- **EXERCISE AIM**
Return every line below in which "number" appears.

- **TASK MATERIAL**
::::::
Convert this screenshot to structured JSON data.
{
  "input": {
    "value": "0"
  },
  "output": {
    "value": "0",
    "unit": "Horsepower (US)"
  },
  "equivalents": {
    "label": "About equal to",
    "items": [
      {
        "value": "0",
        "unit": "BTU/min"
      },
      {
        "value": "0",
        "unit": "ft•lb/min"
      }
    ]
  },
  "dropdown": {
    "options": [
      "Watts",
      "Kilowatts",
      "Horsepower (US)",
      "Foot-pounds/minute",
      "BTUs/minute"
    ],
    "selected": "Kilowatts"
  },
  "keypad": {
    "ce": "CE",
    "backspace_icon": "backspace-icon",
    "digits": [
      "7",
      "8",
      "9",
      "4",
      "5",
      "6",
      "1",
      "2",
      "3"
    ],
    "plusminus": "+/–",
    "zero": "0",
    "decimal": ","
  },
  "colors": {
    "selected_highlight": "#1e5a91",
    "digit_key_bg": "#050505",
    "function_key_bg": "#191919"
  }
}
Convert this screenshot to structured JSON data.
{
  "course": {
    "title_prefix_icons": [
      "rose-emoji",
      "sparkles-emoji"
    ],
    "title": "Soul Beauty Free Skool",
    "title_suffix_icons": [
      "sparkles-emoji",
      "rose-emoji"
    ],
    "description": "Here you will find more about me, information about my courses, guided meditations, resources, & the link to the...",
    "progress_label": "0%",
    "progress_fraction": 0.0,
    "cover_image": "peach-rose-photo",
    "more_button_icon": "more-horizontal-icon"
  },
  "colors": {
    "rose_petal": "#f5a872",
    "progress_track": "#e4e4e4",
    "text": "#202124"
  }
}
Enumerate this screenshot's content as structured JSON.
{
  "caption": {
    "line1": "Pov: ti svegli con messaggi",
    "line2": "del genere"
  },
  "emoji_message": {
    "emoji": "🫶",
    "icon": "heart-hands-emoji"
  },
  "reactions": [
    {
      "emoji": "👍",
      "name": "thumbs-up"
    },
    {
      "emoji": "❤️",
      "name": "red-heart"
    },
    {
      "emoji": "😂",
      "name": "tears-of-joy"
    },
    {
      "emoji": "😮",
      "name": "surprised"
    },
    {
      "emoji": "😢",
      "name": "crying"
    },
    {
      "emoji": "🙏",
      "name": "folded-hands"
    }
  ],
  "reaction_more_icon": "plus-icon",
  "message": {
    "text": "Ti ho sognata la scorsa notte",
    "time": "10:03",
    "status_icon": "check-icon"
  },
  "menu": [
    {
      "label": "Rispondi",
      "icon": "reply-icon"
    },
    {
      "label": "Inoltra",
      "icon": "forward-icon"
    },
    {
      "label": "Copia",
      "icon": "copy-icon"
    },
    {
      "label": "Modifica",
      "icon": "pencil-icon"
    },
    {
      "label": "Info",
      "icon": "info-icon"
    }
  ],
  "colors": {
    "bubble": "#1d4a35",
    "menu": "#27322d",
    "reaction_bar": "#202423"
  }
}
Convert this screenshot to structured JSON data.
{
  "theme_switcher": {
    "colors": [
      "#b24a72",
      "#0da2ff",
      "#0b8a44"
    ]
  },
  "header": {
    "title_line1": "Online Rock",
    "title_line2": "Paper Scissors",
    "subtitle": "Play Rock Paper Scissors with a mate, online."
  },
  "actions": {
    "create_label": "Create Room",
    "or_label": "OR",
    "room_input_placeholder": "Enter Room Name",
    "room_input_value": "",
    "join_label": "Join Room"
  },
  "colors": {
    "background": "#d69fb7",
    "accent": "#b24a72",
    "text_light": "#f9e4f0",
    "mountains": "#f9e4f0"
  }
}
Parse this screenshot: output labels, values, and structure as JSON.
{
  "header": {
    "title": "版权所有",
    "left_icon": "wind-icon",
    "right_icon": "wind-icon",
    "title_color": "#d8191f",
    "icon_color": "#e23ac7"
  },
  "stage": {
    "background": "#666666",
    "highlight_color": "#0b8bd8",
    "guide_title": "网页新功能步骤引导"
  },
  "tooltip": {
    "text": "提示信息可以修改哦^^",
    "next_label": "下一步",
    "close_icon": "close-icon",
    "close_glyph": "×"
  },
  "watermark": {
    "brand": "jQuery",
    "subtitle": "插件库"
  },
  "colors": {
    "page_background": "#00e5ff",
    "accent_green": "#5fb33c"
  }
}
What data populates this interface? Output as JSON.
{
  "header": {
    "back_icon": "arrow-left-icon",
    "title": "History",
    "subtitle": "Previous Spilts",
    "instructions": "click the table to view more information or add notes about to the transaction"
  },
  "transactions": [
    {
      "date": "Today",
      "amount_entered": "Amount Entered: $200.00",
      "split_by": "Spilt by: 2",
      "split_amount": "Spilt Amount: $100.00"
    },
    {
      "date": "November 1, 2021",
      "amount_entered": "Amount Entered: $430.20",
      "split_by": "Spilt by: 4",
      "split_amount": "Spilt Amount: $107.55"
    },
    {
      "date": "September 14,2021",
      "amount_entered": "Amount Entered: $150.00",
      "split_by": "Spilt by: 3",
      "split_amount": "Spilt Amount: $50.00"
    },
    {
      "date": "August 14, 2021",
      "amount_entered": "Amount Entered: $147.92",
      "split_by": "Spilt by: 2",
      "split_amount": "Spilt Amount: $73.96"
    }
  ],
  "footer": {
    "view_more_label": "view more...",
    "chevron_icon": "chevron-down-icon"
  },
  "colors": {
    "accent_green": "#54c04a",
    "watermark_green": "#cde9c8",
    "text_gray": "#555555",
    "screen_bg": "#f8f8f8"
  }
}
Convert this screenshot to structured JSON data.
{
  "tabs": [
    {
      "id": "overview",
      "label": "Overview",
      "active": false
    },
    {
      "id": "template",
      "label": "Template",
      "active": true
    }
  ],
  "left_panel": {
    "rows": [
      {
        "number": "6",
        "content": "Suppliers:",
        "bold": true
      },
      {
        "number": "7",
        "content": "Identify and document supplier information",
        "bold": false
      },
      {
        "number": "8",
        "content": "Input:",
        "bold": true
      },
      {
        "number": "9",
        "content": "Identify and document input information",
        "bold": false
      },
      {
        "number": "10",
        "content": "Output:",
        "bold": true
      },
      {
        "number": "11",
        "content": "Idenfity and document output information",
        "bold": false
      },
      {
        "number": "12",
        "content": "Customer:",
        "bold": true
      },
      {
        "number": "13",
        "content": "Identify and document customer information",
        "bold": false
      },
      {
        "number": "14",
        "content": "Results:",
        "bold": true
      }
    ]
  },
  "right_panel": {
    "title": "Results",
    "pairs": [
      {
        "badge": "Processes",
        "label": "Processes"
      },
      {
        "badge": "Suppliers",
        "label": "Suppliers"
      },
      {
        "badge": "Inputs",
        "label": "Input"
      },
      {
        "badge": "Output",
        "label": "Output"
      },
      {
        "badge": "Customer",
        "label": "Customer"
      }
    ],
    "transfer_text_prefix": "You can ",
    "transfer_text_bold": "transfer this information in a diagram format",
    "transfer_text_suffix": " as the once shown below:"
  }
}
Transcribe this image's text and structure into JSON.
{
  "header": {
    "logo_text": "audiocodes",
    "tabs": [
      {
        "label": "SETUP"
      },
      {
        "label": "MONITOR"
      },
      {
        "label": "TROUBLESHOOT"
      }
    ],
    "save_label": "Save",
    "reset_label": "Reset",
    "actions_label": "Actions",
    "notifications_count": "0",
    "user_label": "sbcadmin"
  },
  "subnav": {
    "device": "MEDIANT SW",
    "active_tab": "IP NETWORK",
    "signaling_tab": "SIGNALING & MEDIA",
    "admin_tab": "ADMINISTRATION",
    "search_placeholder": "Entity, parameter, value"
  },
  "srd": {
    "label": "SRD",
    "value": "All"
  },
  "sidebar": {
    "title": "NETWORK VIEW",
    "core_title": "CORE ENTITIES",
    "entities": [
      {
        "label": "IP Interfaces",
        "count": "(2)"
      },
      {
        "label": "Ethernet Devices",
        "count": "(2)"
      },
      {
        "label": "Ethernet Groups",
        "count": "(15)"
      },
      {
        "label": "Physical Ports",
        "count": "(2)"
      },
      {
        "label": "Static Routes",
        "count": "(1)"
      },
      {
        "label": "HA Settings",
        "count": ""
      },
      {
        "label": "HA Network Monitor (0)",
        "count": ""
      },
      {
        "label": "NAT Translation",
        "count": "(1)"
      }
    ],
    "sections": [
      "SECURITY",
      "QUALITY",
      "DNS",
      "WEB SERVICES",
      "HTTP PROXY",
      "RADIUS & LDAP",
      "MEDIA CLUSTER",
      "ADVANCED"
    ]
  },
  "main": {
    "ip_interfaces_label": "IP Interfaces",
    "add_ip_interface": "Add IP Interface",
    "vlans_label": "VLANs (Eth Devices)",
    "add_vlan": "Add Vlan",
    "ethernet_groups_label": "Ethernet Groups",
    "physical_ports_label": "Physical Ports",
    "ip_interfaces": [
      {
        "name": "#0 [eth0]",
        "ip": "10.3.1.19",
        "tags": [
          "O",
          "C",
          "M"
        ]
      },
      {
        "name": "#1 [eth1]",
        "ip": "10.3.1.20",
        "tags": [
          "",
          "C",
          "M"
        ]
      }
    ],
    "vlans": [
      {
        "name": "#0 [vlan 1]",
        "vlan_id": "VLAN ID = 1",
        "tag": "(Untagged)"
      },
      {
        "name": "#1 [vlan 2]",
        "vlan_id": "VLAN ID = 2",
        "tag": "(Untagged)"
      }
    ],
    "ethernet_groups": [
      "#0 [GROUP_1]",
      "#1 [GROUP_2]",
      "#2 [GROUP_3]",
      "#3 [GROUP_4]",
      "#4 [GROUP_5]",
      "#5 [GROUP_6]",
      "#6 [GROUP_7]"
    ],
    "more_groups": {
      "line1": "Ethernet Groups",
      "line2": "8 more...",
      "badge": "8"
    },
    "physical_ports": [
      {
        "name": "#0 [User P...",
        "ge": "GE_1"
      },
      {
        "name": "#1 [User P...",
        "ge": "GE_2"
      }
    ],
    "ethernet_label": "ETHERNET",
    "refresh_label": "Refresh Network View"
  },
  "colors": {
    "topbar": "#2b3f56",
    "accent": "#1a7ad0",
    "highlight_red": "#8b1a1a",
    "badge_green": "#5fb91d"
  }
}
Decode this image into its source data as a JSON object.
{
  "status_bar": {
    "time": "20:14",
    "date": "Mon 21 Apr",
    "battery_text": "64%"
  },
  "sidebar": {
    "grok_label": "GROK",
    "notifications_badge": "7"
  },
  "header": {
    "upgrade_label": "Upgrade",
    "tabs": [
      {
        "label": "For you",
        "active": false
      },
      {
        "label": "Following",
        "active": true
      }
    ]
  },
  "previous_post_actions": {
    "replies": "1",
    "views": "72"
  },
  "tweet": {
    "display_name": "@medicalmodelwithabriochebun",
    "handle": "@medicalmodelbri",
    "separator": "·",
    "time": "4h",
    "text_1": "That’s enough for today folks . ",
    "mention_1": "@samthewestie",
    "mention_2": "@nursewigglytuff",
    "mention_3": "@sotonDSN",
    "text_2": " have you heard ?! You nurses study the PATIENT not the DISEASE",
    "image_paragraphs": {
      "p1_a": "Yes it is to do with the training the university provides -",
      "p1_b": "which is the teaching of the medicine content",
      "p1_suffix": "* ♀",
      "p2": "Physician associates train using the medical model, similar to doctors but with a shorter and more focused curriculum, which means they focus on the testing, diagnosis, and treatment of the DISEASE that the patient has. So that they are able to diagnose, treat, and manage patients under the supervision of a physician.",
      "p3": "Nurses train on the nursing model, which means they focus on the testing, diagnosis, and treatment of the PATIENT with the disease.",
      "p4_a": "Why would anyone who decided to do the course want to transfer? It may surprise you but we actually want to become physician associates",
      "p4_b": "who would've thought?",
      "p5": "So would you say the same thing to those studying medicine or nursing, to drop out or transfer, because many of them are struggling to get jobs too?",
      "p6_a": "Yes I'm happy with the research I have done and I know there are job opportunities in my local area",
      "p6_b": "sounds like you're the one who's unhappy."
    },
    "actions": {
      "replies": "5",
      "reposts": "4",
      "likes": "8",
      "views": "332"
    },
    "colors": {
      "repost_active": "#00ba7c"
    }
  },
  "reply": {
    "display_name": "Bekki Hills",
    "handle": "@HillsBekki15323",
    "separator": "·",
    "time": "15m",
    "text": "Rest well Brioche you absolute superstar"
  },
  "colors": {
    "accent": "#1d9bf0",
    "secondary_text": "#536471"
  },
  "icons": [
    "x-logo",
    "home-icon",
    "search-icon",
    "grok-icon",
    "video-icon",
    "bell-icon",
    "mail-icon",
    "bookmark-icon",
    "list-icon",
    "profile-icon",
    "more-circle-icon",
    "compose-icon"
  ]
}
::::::
- **TASK OUTPUT**
        "number": "6",
        "number": "7",
        "number": "8",
        "number": "9",
        "number": "10",
        "number": "11",
        "number": "12",
        "number": "13",
        "number": "14",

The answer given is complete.